Day (2010) writes that the karst land of the Caribbean, a sloped agricultural region must address the potential “severity of both climatic and other anthropogenic impacts within the karst…” and how it is that these can most successfully be reduced through “appropriate land management and sustainable land use planning, including the expansion and maintenance of protected areas. All elements of natural and human-modified ecosystems within the karst need to be taken into account.” (Day, 2010) Karst landscapes in the Caribbean comprise approximately 130,000 km, which is more than fifty percent of the total land area of the region. The karst landscapes of the Caribbean include “cockpits, towers, dry valleys, do lines, blue holes and caves.” (Day, 2010) The Caribbean karst lands are challenges to habitation of humans since they are characterized by a wide range of natural hazards that include “drought and flooding…risk of degradation and vulnerable to environmental change.” (Day, 2010) The impact of humans to Caribbean karst lands has been of a significant nature. Land-use sustainability planning is required in appropriately managing the land and in planning for land use toward the goal of long-term sustainability. (Day, 2010) According to Day (2010) Karst soils are “extremely variable. Steep slopes may be bare, while thicker soils in depressions and valley bases are often associated with bauxitic infills. Vegetation varies from xerophytic scrub to wet tropical deciduous and coniferous forest, with many endemic species. Most of the original forest has been cleared, with only fragments remaining in remote karst areas.” (Day, 2010) Additionally Day (2010) reports that drought and water supply are the primary sustainability issues in the Caribbean karsts and that the forest having been cleared aggressively has affected the karst profoundly. Agriculture is the primary land-use initiative in the Caribbean karst. Due to the clearing of forests in addition to agriculture the effects on the Caribbean sustainability requirements is harsh. Agriculture is on a steady increase and must address long-term and rigorous soil erosion, water-use and contamination and maintenance of protected areas. The Caribbean karst is best suited to small-scale farming although there are reported to be existing operations on a larger-scale where “feasible if tied to stringent conservation measures.” (Day, 2010) The work of Ustun (2008) reports that soil loss determination method is comprised by two different “base phases”: (1) the water phase; and (2) the sedimentation phase. Ustun states that at the water phase “kinetic energy of rainfall, overland flow and annual precipitation values and at the sedimentation phase rates of soil detachment by raindrop impact and transport capacity of overland flow values are calculated every pixel by generating maps for each input data” referred to as the ‘Morgan model’. (Ustun, 2008) The input parameters and operating functions of this model are listed in ‘Appendix A’ of this study.

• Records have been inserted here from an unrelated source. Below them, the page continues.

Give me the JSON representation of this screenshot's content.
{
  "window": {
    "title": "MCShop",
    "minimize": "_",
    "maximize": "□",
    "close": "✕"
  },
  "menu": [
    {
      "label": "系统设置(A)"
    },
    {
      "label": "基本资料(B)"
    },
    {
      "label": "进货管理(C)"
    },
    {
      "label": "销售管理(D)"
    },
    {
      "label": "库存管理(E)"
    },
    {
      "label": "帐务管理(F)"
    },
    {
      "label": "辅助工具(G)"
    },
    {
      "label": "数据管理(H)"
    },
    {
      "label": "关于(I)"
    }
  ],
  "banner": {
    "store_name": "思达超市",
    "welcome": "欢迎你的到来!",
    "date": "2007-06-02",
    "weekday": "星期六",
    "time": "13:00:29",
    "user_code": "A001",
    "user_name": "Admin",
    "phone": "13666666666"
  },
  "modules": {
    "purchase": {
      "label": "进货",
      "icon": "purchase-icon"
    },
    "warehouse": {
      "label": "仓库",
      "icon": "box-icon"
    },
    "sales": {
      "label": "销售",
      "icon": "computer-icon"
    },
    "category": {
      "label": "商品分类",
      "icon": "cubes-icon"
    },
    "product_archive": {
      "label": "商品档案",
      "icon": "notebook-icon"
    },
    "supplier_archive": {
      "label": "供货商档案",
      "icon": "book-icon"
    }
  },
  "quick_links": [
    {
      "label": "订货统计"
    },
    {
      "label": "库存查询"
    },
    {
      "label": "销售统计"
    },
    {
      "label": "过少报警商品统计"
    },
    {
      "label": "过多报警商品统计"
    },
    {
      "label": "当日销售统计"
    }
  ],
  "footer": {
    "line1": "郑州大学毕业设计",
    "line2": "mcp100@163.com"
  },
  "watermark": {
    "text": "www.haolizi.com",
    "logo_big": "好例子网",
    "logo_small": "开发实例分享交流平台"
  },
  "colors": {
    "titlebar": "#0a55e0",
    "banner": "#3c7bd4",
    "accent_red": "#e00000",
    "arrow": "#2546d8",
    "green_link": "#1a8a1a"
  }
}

The work of Zheng, et al. (2004) reports that soil degradation caused by deforestation is one of the primary environmental problems globally. Zheng (2004) reports a study that examined the loss of nutrient as related to soil erosion in newly deforested lands in the Ziwuling region on the Locess Plateau of China. Reported is as follows:

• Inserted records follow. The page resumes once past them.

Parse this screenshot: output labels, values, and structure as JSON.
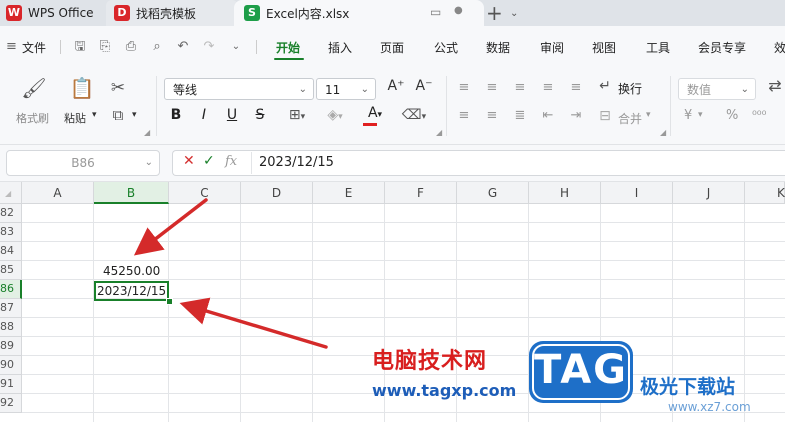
{
  "tabs": {
    "home": "WPS Office",
    "template": "找稻壳模板",
    "file": "Excel内容.xlsx"
  },
  "menu": {
    "file": "文件",
    "items": [
      "开始",
      "插入",
      "页面",
      "公式",
      "数据",
      "审阅",
      "视图",
      "工具",
      "会员专享",
      "效"
    ]
  },
  "ribbon": {
    "format_painter": "格式刷",
    "paste": "粘贴",
    "font_name": "等线",
    "font_size": "11",
    "wrap": "换行",
    "merge": "合并",
    "number_format": "数值",
    "percent_symbol": "%",
    "yen_symbol": "¥"
  },
  "formula_bar": {
    "name_box": "B86",
    "formula": "2023/12/15"
  },
  "grid": {
    "columns": [
      "A",
      "B",
      "C",
      "D",
      "E",
      "F",
      "G",
      "H",
      "I",
      "J",
      "K"
    ],
    "rows": [
      "82",
      "83",
      "84",
      "85",
      "86",
      "87",
      "88",
      "89",
      "90",
      "91",
      "92"
    ],
    "cell_b85": "45250.00",
    "cell_b86": "2023/12/15"
  },
  "watermark": {
    "title": "电脑技术网",
    "url": "www.tagxp.com",
    "logo": "TAG",
    "site_name": "极光下载站",
    "site_url": "www.xz7.com"
  },
  "colors": {
    "accent": "#19802a",
    "arrow": "#d42a2a",
    "tag_logo": "#1e6fc8"
  }
}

“Eight field runoff plots, with various sizes to enable documentation different combinations of dominant erosion processes, were established on a hillslope. Results showed that the nutrient loss was dramatically affected by erosion patterns and erosion intensity.” (Zheng, et al., 2004)
It is reported in the work of Wang, et al. (2005) that comprehension of the impacts of land use on soil and water loss is critically important and reports a study in which two…